SUPPLIED RECORDS =>
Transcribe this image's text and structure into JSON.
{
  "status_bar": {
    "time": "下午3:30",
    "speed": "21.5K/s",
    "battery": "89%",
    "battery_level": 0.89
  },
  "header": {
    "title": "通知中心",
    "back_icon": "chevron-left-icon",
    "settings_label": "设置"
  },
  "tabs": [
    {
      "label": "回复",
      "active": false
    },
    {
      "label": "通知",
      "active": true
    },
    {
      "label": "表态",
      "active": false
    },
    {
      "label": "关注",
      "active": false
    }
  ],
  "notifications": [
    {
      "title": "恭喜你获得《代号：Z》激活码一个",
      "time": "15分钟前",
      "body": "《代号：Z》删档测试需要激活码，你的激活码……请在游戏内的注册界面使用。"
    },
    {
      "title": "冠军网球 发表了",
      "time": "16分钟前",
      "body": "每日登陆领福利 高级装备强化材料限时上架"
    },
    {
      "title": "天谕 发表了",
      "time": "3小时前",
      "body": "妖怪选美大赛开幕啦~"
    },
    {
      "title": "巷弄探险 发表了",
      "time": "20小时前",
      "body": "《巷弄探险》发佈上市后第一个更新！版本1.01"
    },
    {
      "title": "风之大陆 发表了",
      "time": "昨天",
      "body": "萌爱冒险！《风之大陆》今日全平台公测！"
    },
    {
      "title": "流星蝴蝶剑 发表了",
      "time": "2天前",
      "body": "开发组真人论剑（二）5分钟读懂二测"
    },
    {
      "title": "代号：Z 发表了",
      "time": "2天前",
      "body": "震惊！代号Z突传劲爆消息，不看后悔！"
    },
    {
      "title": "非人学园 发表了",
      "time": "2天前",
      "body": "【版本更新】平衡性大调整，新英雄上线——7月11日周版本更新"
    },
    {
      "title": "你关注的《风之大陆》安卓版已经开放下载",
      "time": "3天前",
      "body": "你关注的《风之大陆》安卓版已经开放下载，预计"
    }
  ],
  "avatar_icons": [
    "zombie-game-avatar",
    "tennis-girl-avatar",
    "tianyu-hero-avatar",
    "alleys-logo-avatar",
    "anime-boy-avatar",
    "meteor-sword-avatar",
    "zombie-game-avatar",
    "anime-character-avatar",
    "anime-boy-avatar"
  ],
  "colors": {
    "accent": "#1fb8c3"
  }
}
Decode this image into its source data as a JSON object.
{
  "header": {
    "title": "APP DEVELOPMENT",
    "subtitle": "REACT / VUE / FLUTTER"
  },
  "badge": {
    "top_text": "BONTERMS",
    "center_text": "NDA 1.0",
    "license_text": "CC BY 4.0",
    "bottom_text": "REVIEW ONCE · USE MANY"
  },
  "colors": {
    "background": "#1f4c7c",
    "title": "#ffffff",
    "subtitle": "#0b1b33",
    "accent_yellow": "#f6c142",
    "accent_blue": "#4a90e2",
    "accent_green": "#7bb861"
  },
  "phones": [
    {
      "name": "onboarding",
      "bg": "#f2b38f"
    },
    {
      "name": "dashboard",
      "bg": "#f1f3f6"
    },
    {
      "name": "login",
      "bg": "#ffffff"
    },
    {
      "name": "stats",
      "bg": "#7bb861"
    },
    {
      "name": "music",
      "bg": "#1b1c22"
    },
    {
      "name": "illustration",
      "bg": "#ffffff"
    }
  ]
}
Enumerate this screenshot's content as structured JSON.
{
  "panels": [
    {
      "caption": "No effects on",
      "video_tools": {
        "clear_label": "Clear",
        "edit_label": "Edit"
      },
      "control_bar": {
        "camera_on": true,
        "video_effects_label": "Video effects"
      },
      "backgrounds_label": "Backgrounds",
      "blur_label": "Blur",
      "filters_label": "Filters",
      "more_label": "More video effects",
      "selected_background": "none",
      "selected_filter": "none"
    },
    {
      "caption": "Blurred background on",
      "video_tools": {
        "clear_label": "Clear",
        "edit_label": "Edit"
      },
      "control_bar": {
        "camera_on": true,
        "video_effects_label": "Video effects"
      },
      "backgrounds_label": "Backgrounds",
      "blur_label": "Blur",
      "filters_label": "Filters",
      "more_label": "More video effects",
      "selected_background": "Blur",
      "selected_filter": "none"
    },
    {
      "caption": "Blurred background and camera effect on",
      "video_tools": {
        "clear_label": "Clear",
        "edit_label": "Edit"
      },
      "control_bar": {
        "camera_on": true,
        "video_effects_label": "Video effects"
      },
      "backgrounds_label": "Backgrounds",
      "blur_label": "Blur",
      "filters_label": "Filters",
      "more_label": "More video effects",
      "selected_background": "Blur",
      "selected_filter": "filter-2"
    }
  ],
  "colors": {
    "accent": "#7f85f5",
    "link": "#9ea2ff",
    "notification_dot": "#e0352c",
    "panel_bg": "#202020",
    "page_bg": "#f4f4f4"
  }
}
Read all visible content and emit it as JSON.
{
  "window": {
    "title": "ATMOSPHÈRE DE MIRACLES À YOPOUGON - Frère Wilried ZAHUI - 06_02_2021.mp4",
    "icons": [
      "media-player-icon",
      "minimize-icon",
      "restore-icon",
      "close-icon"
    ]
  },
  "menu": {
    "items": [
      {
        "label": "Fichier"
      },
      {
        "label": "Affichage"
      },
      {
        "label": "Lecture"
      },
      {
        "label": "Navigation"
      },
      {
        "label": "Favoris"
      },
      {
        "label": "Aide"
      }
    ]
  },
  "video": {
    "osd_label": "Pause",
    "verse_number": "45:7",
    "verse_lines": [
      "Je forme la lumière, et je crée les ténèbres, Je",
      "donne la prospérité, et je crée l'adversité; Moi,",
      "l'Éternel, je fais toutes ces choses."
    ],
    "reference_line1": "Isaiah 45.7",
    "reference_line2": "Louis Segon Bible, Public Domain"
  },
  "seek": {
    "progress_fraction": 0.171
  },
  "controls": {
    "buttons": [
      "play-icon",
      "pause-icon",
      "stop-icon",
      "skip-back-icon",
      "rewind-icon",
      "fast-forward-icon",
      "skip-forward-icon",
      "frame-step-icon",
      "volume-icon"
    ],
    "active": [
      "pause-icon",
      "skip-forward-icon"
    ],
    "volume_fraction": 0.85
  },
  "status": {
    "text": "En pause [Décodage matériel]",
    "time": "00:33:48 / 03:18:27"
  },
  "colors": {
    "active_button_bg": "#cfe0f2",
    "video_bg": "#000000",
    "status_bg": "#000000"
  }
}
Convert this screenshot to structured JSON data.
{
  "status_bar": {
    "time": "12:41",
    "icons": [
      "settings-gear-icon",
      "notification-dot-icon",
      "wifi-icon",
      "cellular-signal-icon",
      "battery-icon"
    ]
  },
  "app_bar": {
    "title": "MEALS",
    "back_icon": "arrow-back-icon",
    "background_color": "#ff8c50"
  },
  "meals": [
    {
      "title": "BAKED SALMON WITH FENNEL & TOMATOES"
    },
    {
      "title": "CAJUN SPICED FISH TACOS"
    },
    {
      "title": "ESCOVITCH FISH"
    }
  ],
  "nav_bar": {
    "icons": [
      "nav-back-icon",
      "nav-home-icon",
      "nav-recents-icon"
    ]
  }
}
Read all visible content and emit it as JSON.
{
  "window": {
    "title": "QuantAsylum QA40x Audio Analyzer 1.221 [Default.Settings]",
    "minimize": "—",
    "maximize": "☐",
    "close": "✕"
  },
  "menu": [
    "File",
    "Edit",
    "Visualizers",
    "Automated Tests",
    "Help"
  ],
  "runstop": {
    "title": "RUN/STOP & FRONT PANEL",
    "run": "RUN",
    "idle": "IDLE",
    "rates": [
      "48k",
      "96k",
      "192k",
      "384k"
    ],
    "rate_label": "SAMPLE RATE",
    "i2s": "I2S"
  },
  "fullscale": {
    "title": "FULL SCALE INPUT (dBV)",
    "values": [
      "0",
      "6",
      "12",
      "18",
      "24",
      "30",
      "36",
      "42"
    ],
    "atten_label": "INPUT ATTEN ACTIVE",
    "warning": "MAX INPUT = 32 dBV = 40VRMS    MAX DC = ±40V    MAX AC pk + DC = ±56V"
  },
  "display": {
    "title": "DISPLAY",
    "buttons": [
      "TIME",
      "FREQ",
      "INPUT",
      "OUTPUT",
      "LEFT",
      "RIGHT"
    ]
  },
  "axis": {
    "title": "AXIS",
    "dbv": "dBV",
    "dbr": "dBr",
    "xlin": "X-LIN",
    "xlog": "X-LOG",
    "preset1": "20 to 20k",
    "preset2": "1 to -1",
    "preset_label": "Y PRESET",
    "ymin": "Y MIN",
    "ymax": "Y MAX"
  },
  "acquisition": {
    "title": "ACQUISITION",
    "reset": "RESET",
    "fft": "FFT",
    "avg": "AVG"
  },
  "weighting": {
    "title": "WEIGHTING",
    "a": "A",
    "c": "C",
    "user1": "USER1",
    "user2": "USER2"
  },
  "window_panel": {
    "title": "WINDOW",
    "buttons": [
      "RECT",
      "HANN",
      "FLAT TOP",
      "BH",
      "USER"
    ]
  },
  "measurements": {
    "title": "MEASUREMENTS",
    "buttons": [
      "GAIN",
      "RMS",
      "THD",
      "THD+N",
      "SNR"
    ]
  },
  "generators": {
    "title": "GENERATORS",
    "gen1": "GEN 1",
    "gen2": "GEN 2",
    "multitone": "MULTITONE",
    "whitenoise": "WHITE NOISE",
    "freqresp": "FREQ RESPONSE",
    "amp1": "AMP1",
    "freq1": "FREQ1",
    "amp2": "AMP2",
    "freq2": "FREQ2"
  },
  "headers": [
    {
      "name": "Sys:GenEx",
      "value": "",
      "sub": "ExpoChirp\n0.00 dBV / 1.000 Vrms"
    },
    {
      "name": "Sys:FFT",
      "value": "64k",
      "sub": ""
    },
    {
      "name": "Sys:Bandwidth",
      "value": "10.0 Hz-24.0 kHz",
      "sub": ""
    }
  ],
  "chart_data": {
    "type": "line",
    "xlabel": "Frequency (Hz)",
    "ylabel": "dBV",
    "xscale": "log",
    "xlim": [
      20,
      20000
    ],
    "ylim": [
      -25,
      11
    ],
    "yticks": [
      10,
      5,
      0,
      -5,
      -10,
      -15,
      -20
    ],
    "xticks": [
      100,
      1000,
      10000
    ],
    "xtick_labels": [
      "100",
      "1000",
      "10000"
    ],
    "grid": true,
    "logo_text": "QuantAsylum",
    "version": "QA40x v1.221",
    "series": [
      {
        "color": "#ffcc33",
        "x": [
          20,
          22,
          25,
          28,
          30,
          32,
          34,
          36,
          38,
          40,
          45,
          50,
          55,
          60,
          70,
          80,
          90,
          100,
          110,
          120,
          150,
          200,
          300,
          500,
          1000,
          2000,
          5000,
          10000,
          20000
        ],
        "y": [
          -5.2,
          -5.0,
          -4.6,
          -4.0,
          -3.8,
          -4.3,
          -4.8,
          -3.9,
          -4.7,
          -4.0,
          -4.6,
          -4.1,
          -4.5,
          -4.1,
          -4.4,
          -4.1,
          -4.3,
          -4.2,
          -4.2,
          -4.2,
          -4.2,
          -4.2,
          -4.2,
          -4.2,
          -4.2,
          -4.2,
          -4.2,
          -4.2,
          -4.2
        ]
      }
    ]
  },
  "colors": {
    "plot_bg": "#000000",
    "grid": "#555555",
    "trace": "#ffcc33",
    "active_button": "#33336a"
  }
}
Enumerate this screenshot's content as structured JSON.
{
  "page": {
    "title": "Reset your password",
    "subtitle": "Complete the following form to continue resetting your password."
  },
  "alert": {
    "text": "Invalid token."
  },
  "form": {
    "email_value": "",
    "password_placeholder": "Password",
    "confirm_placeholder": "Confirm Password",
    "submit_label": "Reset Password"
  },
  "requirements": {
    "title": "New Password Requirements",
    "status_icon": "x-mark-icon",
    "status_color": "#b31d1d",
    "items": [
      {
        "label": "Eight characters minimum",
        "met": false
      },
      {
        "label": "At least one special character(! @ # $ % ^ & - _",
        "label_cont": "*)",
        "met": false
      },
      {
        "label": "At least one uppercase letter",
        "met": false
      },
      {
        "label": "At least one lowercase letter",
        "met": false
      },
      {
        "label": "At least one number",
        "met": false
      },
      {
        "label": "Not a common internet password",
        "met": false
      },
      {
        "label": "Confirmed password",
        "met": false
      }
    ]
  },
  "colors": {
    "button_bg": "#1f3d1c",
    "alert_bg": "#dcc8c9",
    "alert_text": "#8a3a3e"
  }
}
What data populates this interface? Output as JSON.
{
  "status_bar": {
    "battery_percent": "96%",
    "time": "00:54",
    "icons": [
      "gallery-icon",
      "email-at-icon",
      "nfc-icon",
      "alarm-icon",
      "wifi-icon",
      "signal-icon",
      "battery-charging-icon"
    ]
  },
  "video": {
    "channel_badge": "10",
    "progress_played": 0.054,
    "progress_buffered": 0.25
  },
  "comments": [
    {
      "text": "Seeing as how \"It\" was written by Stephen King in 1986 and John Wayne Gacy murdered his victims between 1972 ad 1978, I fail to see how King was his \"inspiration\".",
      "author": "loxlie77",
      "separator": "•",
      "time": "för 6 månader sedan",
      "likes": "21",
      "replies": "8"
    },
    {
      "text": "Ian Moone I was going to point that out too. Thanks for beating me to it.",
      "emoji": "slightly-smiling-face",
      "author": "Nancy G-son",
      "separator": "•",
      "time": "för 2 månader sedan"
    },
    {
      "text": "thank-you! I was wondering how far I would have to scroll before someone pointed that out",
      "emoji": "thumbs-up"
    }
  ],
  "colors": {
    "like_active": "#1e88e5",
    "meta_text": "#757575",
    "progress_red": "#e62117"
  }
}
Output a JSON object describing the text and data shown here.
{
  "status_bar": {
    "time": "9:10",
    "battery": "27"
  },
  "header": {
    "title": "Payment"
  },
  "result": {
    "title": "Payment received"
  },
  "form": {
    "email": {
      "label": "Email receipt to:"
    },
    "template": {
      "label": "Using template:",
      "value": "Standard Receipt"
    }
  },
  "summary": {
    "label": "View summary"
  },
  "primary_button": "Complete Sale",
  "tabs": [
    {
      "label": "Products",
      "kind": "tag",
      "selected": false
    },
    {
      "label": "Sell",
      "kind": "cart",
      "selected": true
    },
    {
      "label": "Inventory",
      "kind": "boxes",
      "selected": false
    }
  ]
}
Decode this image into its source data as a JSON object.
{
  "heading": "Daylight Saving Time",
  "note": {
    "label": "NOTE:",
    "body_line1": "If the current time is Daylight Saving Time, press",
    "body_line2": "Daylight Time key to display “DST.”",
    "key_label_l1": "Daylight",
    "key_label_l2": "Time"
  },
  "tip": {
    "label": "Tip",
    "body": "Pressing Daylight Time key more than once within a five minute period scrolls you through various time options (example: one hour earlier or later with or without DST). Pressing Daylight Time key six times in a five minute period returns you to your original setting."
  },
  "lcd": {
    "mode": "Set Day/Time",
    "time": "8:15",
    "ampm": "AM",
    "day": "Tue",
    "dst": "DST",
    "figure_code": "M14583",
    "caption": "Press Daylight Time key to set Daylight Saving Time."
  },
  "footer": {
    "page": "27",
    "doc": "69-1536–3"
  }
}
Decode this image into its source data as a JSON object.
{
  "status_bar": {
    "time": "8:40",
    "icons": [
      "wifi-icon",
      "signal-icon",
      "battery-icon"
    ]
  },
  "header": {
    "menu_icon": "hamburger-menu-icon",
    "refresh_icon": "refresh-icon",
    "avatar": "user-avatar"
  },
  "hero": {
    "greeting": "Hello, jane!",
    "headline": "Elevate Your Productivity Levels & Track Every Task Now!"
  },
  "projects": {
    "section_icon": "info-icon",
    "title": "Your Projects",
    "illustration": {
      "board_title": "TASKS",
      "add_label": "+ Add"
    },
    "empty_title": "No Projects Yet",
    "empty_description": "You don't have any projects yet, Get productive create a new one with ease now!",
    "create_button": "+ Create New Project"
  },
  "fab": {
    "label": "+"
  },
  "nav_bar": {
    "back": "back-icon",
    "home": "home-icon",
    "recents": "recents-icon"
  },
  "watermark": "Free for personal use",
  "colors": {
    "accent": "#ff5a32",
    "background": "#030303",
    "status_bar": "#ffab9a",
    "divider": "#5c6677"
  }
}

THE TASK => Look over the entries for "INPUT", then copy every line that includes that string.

WRITTEN REPLY =>
    "title": "FULL SCALE INPUT (dBV)",
    "atten_label": "INPUT ATTEN ACTIVE",
    "warning": "MAX INPUT = 32 dBV = 40VRMS    MAX DC = ±40V    MAX AC pk + DC = ±56V"
      "INPUT",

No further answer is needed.